■ WHAT TO DO: Beginning with the line that contains "Serialize everything readable", repeat each line exactly through the end of the listing below. Pictures stay out.
[TASK INPUT]
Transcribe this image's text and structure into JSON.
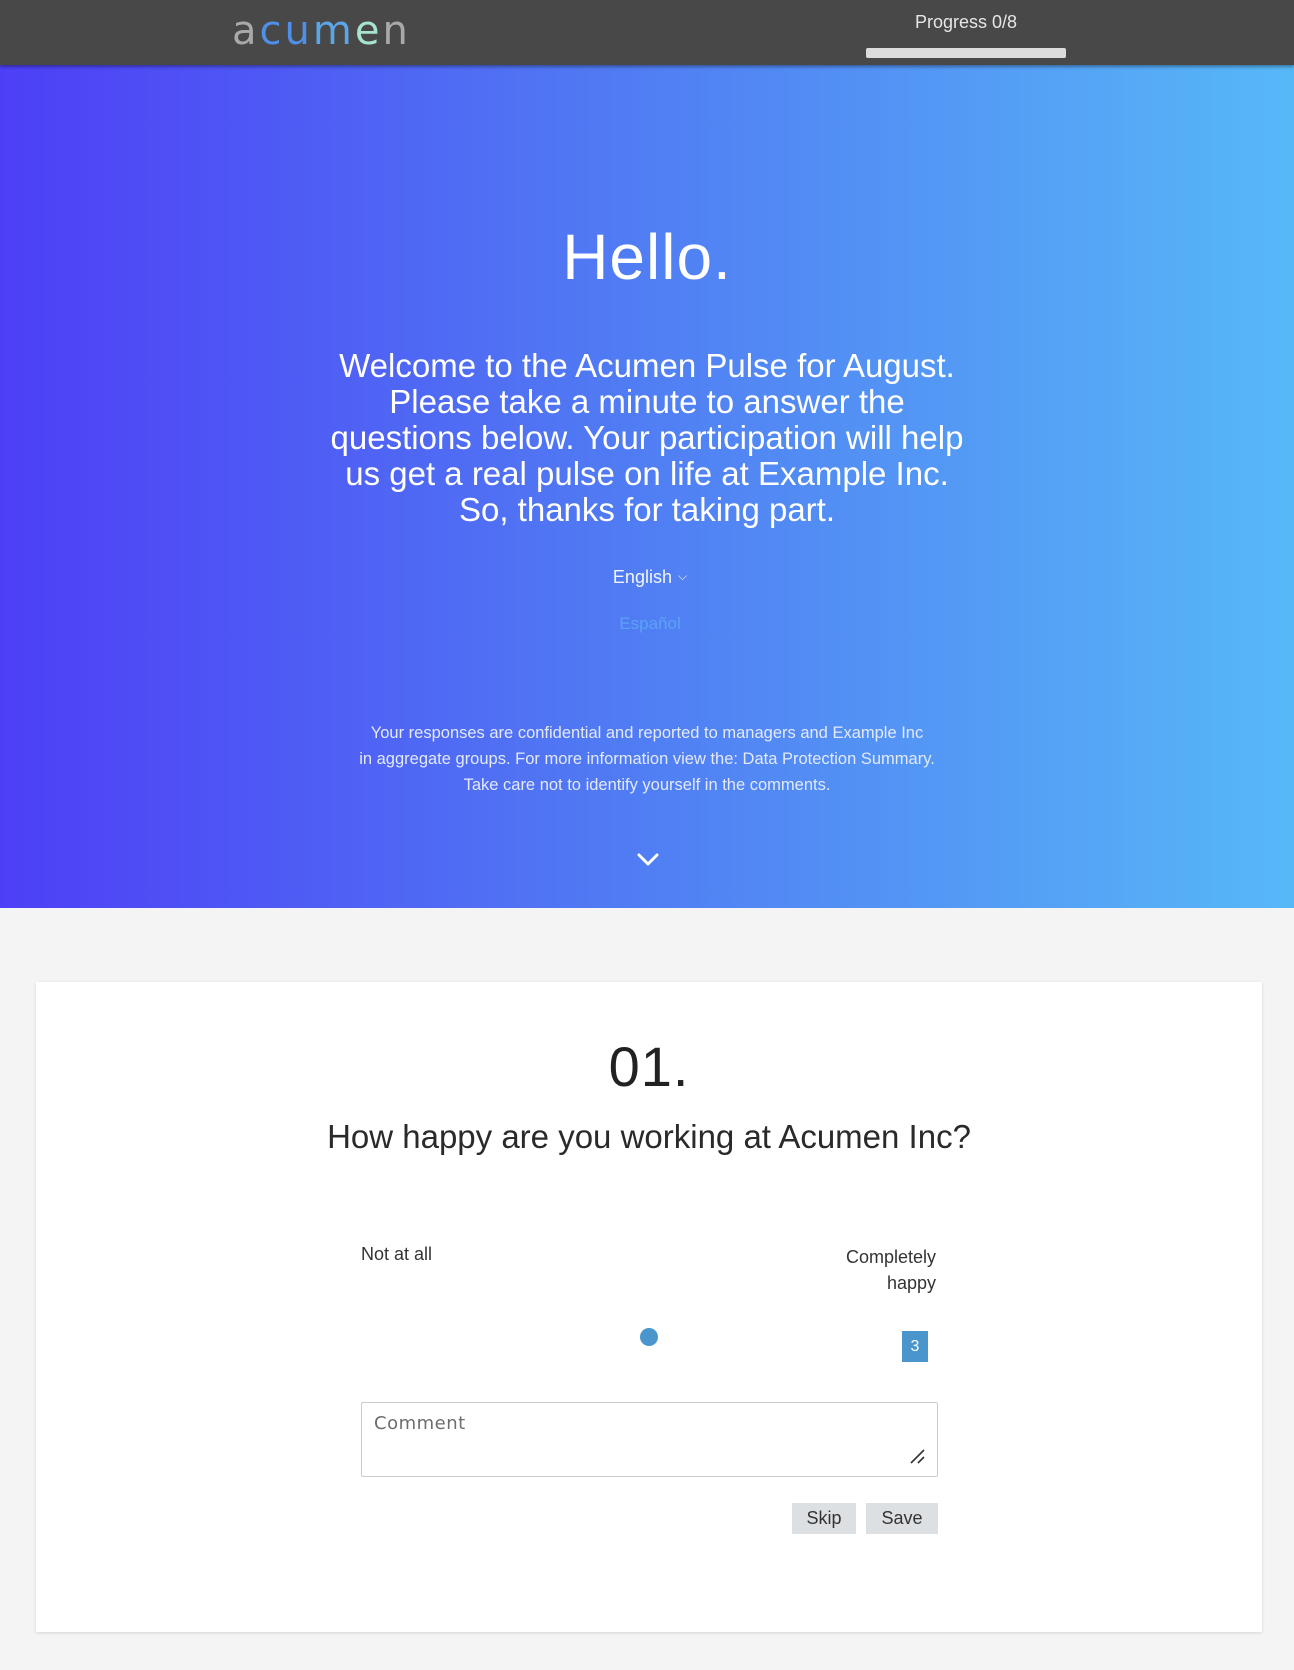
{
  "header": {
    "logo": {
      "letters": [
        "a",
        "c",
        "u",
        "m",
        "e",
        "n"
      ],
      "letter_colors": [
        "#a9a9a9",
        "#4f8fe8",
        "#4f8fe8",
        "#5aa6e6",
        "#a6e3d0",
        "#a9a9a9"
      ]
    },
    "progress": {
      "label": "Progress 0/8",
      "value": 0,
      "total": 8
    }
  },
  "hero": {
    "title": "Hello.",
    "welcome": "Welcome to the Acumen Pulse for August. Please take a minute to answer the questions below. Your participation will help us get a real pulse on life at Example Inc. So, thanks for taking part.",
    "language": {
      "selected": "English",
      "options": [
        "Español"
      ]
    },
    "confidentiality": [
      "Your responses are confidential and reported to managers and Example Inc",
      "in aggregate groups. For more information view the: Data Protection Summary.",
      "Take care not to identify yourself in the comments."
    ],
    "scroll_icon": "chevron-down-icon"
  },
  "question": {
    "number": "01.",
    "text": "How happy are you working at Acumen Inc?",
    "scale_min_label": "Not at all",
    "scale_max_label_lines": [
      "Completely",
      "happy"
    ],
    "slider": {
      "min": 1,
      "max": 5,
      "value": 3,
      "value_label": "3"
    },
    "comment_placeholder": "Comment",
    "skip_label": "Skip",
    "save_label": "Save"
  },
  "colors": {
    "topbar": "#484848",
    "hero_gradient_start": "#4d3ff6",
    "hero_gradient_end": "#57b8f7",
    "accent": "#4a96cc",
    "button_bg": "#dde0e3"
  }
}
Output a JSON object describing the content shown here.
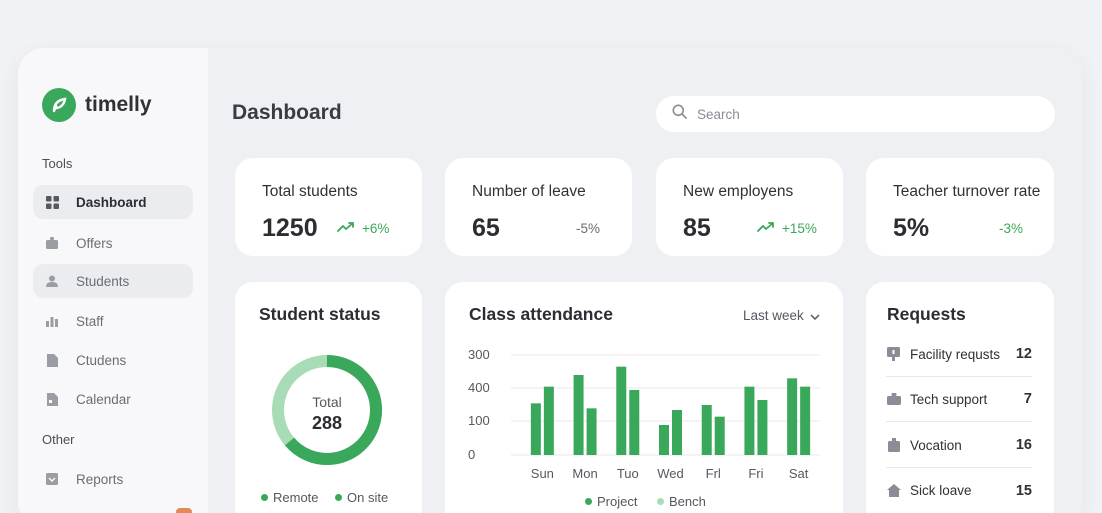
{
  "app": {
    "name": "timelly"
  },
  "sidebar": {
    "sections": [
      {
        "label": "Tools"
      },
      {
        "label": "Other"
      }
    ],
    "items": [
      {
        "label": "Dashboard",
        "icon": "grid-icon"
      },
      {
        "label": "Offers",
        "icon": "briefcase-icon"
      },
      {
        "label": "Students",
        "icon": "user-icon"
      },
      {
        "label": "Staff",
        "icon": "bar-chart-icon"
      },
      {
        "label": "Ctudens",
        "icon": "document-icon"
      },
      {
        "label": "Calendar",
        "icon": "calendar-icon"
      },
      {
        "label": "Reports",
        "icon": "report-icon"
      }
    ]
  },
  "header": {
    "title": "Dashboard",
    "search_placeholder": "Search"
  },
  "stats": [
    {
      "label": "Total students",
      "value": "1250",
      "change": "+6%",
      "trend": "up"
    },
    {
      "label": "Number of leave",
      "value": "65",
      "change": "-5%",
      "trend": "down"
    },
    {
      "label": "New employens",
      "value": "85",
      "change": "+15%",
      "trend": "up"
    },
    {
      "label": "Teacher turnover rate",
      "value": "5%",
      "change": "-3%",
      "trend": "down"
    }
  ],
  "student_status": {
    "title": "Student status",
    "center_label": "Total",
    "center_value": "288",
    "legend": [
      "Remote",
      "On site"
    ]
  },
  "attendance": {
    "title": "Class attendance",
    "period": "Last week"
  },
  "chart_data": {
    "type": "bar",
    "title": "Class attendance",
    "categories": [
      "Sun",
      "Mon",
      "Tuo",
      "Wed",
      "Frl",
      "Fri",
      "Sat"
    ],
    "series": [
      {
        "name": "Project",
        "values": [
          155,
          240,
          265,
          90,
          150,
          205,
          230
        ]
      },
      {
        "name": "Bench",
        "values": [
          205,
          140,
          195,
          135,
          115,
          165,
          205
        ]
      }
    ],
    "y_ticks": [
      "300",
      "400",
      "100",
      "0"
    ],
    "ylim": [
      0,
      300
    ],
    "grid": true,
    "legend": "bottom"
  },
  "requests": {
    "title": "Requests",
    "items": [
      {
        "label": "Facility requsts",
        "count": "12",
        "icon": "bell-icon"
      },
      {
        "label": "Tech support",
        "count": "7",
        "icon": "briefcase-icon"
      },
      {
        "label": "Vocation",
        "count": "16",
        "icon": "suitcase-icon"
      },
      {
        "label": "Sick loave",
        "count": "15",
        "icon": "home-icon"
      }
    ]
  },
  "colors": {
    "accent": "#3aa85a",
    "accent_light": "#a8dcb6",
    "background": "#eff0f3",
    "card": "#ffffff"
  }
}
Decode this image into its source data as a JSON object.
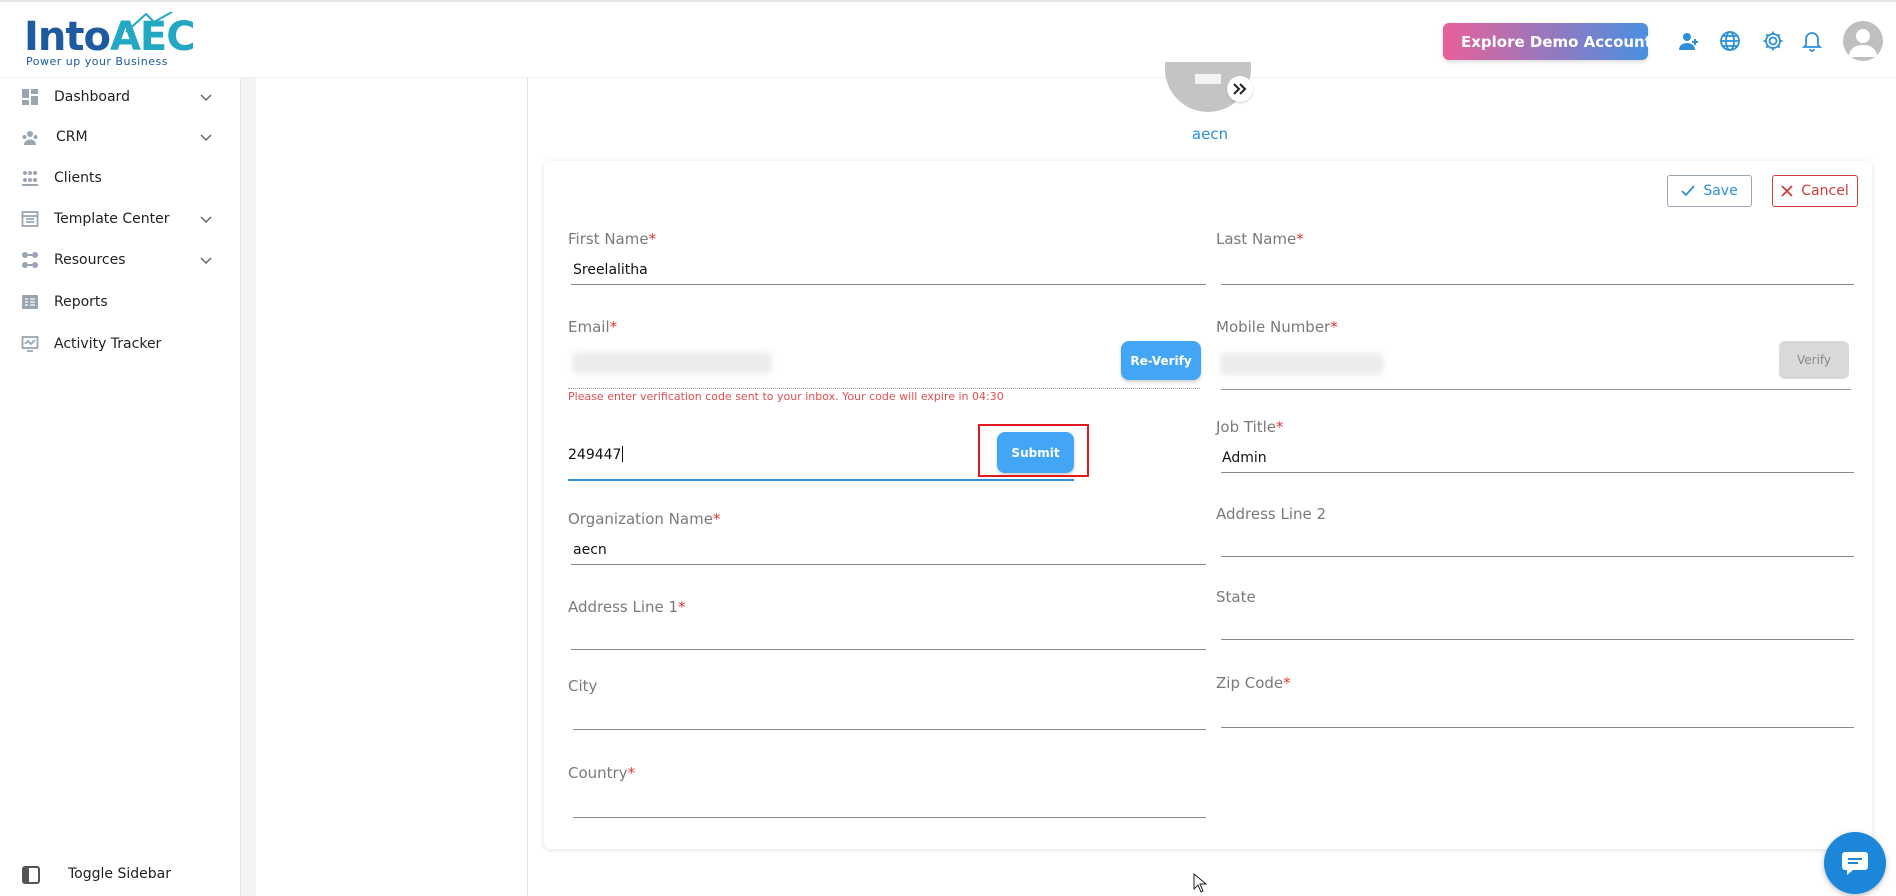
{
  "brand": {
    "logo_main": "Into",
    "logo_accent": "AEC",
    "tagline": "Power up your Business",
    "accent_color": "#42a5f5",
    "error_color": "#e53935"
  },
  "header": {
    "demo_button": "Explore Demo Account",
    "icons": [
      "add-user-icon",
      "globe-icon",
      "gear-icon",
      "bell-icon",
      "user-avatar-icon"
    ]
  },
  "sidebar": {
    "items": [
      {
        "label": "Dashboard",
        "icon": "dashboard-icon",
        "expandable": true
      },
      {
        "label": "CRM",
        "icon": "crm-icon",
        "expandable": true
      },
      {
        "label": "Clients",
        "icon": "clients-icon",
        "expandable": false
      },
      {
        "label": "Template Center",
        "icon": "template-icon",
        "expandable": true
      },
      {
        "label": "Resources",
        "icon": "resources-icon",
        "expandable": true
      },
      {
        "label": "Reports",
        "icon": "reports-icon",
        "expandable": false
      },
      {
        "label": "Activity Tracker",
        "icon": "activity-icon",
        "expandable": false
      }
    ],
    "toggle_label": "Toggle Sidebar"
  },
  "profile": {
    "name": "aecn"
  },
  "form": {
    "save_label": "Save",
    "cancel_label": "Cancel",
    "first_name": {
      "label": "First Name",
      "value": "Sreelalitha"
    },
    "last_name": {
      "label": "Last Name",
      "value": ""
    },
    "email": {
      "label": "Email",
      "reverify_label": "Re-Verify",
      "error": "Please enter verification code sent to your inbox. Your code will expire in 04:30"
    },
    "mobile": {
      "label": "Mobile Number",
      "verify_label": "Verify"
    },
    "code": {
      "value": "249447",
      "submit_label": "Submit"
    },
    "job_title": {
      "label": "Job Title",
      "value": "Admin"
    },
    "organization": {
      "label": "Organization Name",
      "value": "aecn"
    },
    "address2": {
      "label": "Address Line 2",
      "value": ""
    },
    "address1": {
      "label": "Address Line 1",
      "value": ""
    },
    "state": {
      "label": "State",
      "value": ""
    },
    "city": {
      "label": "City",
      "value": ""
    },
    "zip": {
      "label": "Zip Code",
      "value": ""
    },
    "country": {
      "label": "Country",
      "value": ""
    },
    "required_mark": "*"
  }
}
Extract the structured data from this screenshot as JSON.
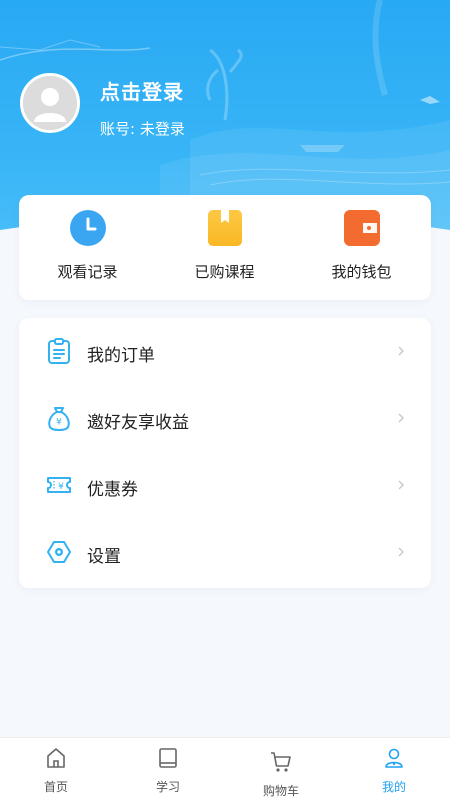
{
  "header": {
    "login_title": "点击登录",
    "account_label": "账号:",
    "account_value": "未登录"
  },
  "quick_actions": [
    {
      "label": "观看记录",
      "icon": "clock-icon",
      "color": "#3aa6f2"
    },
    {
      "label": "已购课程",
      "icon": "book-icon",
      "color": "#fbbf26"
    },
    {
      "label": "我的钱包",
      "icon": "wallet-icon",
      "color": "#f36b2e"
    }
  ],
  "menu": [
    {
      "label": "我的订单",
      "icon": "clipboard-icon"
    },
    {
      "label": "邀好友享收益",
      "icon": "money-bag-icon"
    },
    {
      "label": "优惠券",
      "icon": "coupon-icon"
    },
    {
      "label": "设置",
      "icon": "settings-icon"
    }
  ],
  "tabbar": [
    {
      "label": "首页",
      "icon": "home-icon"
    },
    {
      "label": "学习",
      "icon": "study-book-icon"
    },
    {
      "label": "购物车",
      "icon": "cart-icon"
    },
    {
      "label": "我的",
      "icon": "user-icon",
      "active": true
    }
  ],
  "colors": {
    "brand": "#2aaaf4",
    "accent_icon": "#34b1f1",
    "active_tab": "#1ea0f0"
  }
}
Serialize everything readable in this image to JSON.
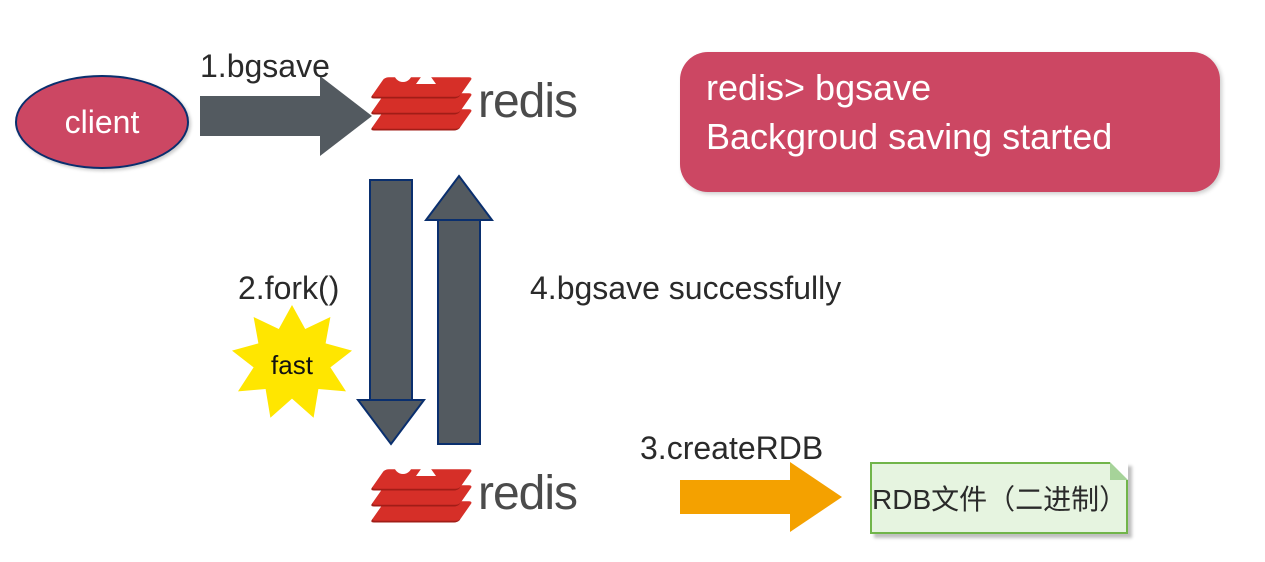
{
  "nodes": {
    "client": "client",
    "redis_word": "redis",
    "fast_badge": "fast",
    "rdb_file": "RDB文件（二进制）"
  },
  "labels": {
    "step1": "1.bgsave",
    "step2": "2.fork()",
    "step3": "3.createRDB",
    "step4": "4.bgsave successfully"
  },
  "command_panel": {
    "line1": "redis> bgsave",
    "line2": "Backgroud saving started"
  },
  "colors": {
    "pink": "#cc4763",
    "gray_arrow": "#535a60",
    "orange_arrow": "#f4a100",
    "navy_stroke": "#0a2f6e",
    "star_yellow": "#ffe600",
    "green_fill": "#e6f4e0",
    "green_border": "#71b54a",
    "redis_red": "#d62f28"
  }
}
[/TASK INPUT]
■ ANSWER SPACE:
Serialize everything readable in this image to JSON.
{
  "nodes": {
    "client": "client",
    "redis_word": "redis",
    "fast_badge": "fast",
    "rdb_file": "RDB文件（二进制）"
  },
  "labels": {
    "step1": "1.bgsave",
    "step2": "2.fork()",
    "step3": "3.createRDB",
    "step4": "4.bgsave successfully"
  },
  "command_panel": {
    "line1": "redis> bgsave",
    "line2": "Backgroud saving started"
  },
  "colors": {
    "pink": "#cc4763",
    "gray_arrow": "#535a60",
    "orange_arrow": "#f4a100",
    "navy_stroke": "#0a2f6e",
    "star_yellow": "#ffe600",
    "green_fill": "#e6f4e0",
    "green_border": "#71b54a",
    "redis_red": "#d62f28"
  }
}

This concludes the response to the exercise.